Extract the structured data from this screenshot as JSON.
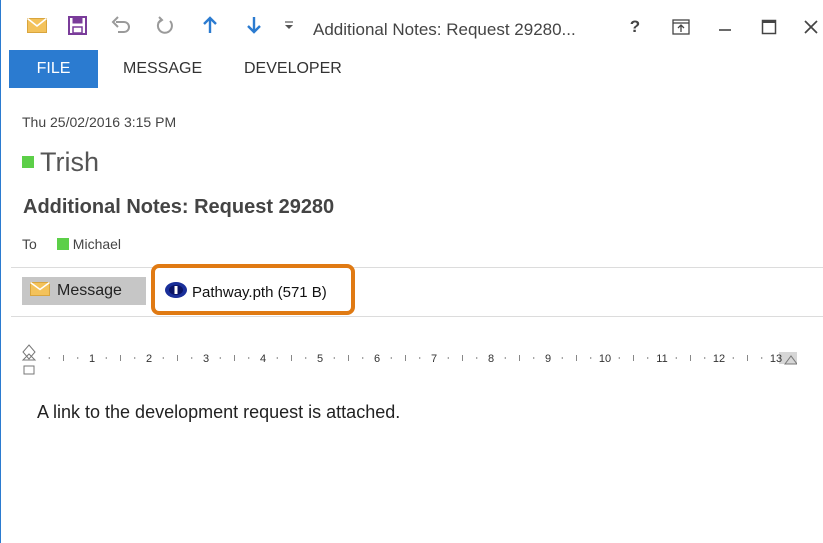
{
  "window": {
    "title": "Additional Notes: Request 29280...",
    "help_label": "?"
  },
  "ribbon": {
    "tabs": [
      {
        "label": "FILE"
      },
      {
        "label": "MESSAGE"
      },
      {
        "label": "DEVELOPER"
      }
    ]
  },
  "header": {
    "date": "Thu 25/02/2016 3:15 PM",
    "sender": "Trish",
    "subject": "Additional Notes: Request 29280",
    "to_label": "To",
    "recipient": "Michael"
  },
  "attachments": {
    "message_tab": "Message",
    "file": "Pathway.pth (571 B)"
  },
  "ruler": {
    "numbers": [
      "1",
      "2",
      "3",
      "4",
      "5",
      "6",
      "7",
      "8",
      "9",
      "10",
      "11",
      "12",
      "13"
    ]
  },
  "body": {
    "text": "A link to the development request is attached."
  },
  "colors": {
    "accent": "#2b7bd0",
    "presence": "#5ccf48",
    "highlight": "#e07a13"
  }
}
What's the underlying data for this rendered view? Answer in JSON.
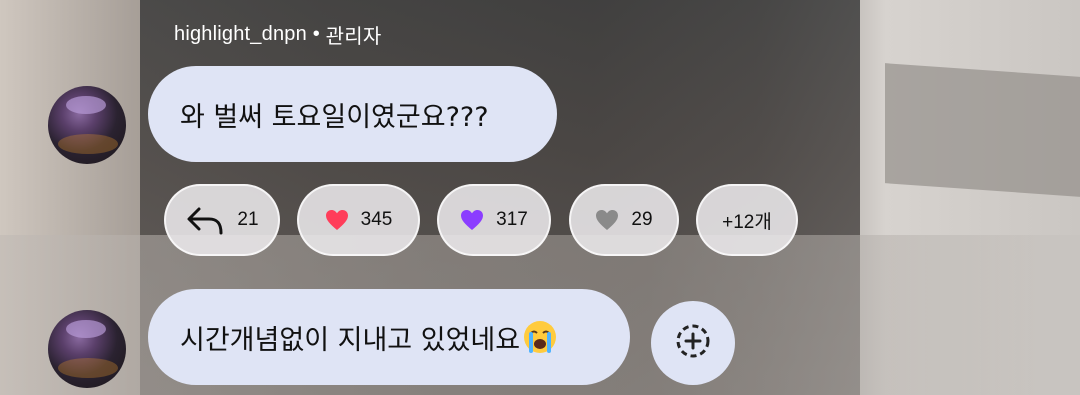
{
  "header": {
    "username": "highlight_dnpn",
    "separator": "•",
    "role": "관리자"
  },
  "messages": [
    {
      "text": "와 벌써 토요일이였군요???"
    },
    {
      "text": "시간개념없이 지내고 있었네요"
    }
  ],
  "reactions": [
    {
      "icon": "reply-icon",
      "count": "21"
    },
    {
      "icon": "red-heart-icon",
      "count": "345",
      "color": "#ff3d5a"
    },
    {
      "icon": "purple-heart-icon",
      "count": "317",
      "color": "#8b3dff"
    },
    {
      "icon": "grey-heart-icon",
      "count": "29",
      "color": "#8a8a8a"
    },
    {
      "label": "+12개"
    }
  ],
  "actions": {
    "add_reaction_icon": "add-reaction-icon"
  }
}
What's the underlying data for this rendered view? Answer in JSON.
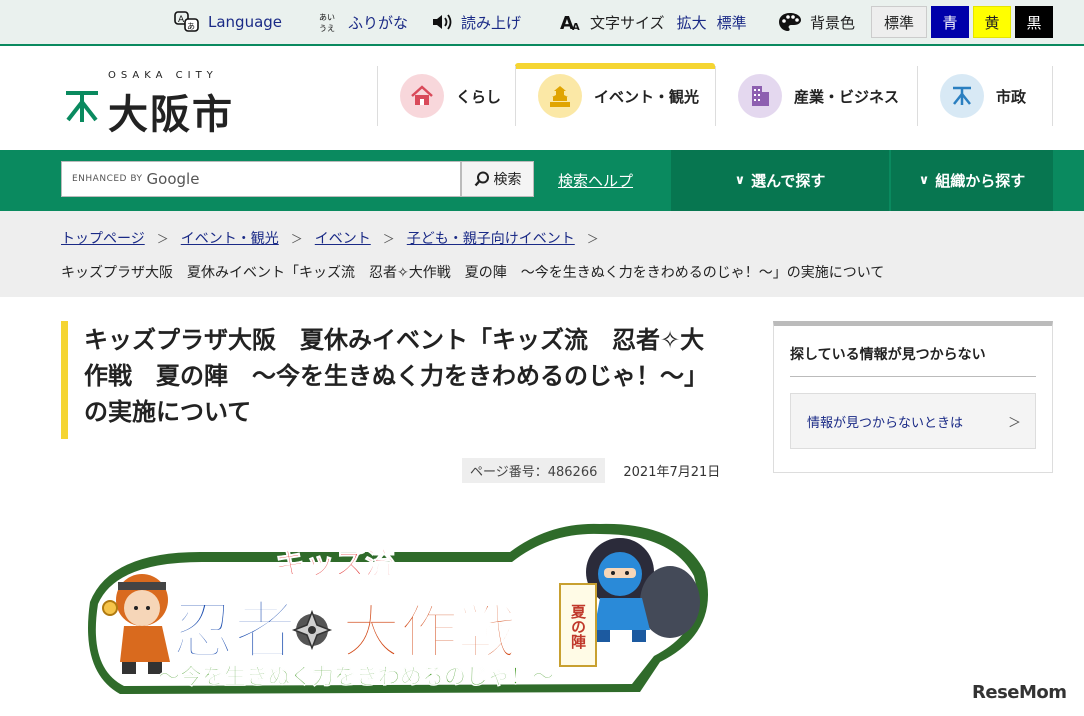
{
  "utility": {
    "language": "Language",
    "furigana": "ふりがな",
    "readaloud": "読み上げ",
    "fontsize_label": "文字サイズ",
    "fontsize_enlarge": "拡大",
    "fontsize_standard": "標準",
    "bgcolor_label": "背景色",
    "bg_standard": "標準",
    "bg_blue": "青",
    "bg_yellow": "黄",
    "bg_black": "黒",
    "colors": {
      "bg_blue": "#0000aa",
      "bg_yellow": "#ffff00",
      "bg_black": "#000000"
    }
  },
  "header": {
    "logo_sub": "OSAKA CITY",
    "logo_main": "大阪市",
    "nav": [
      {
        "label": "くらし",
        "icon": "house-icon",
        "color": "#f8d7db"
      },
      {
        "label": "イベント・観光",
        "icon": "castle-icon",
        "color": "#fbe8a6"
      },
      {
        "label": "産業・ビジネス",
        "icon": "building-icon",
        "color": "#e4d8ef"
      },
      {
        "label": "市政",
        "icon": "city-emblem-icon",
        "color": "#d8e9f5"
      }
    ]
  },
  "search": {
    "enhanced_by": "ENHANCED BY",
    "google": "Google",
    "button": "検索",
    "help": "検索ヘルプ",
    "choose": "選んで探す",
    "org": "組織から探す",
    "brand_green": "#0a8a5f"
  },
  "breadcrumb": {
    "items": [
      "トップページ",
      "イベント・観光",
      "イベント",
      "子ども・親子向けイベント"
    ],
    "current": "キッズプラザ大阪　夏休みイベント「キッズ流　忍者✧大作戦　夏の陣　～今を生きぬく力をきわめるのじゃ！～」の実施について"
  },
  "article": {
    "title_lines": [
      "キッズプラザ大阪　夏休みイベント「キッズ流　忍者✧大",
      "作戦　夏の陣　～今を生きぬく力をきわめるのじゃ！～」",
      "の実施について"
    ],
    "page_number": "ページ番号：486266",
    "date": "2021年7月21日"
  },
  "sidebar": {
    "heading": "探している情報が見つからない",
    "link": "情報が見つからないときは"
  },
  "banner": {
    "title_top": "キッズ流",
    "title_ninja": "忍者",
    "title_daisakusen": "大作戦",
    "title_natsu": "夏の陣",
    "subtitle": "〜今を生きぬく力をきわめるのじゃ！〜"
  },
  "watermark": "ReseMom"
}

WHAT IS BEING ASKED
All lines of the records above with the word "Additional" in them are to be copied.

RESULT OF THE TASK
    "title": "Additional Notes: Request 29280...",
    "subject": "Additional Notes: Request 29280",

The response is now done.